Turmeric Root Tea in Chai Tea, on the other hand, reduces inflammation, while Star Anise lowers blood pressure and promotes weight loss. Even Black Tea leaves, without additions, improve life in small yet significant ways. According to research published in the Proceedings of the National Academy of Sciences, they maintain the immune system by priming its defences.
How to Make Indian Black Tea
All that’s left is to learn how to brew Indian Black Tea. You could choose one of our Tea Bag products to ensure ease and convenience. The alternative is Loose Leaf Tea, which will require either a Tea Filter or Infuser before getting started. Once you have one of these items to hand, you can follow our step-by step guide. We guarantee you’ll be pleased with the results:

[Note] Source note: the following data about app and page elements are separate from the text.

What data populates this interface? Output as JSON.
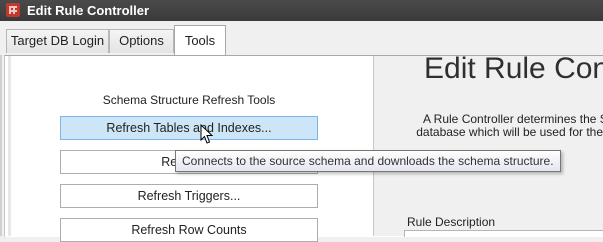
{
  "window": {
    "title": "Edit Rule Controller",
    "app_icon": "app-grid-icon"
  },
  "tabs": [
    {
      "label": "Target DB Login",
      "active": false
    },
    {
      "label": "Options",
      "active": false
    },
    {
      "label": "Tools",
      "active": true
    }
  ],
  "tools": {
    "section_title": "Schema Structure Refresh Tools",
    "buttons": [
      {
        "label": "Refresh Tables and Indexes...",
        "hover": true
      },
      {
        "label": "Refresh P",
        "hover": false
      },
      {
        "label": "Refresh Triggers...",
        "hover": false
      },
      {
        "label": "Refresh Row Counts",
        "hover": false
      }
    ],
    "tooltip": "Connects to the source schema and downloads the schema structure."
  },
  "right_pane": {
    "title": "Edit Rule Contr",
    "description_lines": [
      "A Rule Controller determines the S",
      "database which will be used for the"
    ],
    "rule_description_label": "Rule Description"
  },
  "colors": {
    "titlebar": "#3d3d3d",
    "button_hover": "#cde6f7",
    "tooltip_border": "#767676"
  },
  "cursor_icon": "mouse-pointer-icon"
}
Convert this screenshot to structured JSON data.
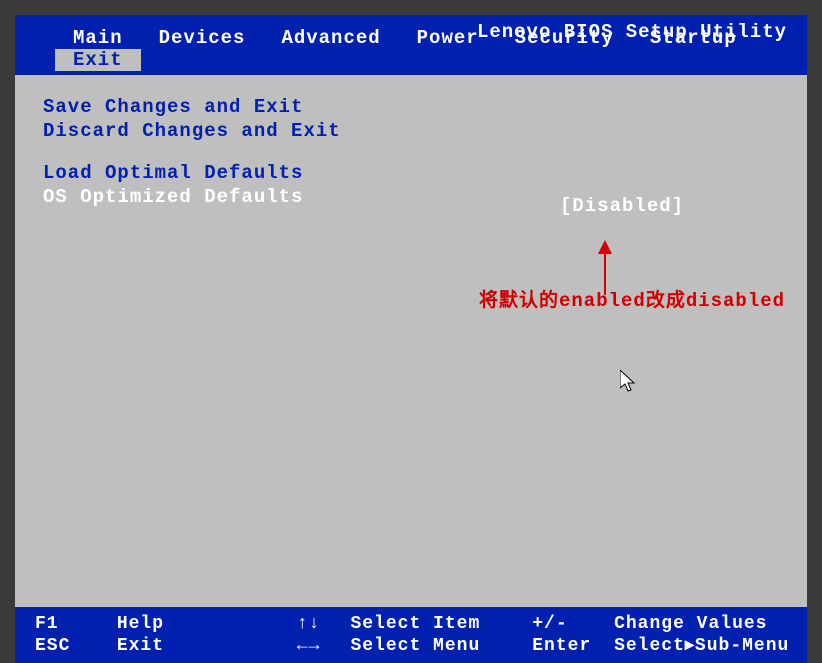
{
  "title": "Lenovo BIOS Setup Utility",
  "tabs": {
    "main": "Main",
    "devices": "Devices",
    "advanced": "Advanced",
    "power": "Power",
    "security": "Security",
    "startup": "Startup",
    "exit": "Exit"
  },
  "menu": {
    "save_exit": "Save Changes and Exit",
    "discard_exit": "Discard Changes and Exit",
    "load_defaults": "Load Optimal Defaults",
    "os_defaults": "OS Optimized Defaults"
  },
  "value": {
    "os_defaults": "[Disabled]"
  },
  "annotation": "将默认的enabled改成disabled",
  "footer": {
    "f1_key": "F1",
    "f1_label": "Help",
    "updown_key": "↑↓",
    "updown_label": "Select Item",
    "plusminus_key": "+/-",
    "plusminus_label": "Change Values",
    "esc_key": "ESC",
    "esc_label": "Exit",
    "leftright_key": "←→",
    "leftright_label": "Select Menu",
    "enter_key": "Enter",
    "enter_label": "Select▸Sub-Menu"
  }
}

1, Put the Leaves in a Tea Infuser.
2, One Teaspoon (around two grams) of it should do the trick.
3, Boil Fresh Water.
4, Put the kettle on with fresh water for better oxygen levels and, ultimately, better taste.
5, Let the Water Cool Briefly.
6, The ideal brewing temperature is 96°C.
7, Place Tea Infuser in the Cup, a porcelain cup has the least influence on flavour. Metal ones, in comparison, could create an unwelcome, if somewhat unsurprising, metallic undertone.
8, Pour in Freshly Boiled Water.
Fill your favourite cup or mug with hot water.
9, Allow it to Steep for a Few Minutes, leave it for three to five minutes. Any longer, and you might find it has over-brewed.
How to Serve: Consider having Milk or a Milk Alternative for Tea, sugar, honey or lemon.